While I admit the Tebbe Tubbitz homepage, and comatonse.com [links to old version] in general, is at times incredibly stupid, the extent of peoples' dismissive reactions is a terrible disappointment - particularly since the overwhelming majority of my works have been patently "serious," denying people of their expectations around transgendered audio and stage performances as inherently glamorous celebrations, emphasizing non-performative and anti-camp asthetics. Although many of the texts developed for those projects are included on this website, their presentation within the framework of comatonse.com [links to old version] should not be mistaken as representative of how the materials appear within the official project releases (vinyl, CD, video, etc.). Everything on comatonse.com [links to old version] should be considered a recontextualized version adapted for the bullshit world of online information, in which everything requires further investigation, and nothing should be taken at face value as "fact." It saddens me to have to remind Transgendered and Queer people not to judge a book by its cover. Frankly, it's embarassing - think of it as an example of shame being born of that very Pride[TM] so many find empowering, if that helps you get the point.

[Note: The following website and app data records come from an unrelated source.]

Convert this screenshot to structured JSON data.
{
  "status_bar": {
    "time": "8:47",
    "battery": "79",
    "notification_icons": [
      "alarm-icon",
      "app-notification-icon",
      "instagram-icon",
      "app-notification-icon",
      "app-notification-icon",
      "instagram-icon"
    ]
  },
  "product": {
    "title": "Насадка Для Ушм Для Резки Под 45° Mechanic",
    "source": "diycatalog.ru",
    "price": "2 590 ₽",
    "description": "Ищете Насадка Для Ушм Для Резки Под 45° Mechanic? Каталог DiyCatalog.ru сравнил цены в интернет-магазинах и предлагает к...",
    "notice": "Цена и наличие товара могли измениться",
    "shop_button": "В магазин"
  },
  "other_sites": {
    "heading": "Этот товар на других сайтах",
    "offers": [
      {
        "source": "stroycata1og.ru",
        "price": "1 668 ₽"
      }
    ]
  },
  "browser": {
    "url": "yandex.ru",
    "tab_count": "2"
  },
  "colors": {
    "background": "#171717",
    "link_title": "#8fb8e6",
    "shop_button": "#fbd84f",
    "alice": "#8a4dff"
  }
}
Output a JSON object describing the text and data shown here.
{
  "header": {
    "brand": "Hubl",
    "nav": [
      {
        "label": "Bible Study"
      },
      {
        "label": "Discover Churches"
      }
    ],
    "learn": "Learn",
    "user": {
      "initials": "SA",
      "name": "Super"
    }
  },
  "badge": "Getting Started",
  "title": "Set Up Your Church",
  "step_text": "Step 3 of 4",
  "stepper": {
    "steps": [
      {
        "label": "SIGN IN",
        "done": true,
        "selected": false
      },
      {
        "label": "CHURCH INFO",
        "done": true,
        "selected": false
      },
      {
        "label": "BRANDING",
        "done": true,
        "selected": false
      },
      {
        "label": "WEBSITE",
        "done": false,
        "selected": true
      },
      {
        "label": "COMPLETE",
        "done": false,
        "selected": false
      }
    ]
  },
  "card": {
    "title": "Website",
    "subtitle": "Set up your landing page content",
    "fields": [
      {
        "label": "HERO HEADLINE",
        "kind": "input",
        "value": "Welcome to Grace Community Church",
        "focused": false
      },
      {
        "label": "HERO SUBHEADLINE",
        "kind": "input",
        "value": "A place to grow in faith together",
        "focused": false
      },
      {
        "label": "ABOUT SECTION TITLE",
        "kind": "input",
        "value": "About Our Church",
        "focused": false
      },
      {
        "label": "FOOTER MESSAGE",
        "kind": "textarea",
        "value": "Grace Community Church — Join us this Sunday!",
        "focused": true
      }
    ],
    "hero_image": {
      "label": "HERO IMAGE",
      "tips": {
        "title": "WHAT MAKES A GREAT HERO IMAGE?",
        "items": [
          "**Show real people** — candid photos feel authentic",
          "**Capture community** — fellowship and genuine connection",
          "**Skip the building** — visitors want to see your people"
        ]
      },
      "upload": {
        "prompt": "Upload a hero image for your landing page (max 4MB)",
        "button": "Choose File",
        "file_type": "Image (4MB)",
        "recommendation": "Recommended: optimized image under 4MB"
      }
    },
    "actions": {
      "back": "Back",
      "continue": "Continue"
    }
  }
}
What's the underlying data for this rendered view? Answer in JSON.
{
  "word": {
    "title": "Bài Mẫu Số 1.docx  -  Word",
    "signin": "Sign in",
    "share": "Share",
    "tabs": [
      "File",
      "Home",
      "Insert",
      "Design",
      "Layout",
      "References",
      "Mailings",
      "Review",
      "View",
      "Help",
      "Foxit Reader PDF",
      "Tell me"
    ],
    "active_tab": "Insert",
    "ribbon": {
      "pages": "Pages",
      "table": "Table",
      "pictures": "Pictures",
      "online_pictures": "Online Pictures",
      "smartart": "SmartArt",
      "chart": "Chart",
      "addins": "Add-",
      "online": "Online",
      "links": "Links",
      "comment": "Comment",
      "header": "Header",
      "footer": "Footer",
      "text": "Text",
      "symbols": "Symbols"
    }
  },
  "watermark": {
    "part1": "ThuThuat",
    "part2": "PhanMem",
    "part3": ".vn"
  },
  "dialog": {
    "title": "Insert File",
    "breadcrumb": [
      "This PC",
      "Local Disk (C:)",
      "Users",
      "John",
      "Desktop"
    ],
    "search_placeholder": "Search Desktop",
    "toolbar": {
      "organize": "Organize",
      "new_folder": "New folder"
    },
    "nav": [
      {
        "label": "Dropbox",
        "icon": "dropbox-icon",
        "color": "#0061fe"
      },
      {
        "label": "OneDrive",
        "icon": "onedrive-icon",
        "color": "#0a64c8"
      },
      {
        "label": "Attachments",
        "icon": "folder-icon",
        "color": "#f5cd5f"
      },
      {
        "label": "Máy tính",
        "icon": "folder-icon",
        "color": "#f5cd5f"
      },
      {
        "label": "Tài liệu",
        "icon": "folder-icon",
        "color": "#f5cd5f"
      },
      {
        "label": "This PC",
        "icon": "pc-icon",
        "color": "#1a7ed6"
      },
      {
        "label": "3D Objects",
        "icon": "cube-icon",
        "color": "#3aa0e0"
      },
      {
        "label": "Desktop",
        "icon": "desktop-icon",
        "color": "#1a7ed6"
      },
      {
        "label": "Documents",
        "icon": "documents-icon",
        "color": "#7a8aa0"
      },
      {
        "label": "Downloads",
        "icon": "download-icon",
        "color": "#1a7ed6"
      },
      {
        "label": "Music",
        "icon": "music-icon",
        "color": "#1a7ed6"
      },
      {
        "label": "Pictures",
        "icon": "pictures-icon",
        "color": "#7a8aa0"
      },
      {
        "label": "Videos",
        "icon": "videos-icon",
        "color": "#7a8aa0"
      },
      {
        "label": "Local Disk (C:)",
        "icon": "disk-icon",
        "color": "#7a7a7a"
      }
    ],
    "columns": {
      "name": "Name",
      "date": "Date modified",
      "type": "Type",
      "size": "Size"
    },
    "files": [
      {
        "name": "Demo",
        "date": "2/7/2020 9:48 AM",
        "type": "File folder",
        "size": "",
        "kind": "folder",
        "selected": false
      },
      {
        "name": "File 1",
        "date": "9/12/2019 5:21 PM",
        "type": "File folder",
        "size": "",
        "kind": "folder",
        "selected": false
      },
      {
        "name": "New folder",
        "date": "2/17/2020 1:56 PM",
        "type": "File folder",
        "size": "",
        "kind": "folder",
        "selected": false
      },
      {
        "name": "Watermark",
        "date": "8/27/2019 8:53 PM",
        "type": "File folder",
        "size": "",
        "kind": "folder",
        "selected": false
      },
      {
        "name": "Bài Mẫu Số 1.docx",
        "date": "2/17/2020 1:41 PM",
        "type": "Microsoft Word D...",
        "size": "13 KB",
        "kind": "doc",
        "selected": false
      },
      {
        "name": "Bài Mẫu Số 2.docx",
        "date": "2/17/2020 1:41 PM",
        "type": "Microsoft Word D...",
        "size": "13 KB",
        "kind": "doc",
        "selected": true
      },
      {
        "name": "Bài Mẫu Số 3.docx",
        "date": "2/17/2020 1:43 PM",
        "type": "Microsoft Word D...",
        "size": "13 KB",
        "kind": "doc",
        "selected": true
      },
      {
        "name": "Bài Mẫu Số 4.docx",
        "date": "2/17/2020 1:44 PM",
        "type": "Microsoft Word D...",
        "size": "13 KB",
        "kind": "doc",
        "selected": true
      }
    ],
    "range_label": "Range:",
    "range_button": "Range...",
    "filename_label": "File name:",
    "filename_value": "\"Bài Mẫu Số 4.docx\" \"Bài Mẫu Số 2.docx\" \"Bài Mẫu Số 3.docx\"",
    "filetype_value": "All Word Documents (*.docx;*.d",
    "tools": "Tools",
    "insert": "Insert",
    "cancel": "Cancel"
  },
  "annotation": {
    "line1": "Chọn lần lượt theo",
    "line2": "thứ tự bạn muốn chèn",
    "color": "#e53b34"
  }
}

The exact story behind the Tebbe Tubbitz character itself is a personal one involving a friend's experience, and can be found on the Tebbe Tubbitz main directory page [links to old version]. Click on Tebbe's "Magic Skin" (the English word "skin" being used in Japan to mean "condom"), which is the grey square on its chest where a Teletubbie would have a TV screen. This will open a pop-up window with Tebbe's tale written in Japanese. For English, scroll to the end of the text on that page and click the "English" link.)
Regarding global navigation, the Tebbe Tubbitz section was designed as a 'personal homepage' for myself, so the upper navigation options are not as complete as in other sections of comatonse.com [links to old version]. However, as a general rule clicking the small Tebbe Tubbitz character at the top of every page will bring you back to the main Tebbe Tubbitz directory, whereas clicking the flashing dot at the top of each page will take you to the main Comatonse Recordings [links to old version] directory (which is the same function that dot serves on every page in this site)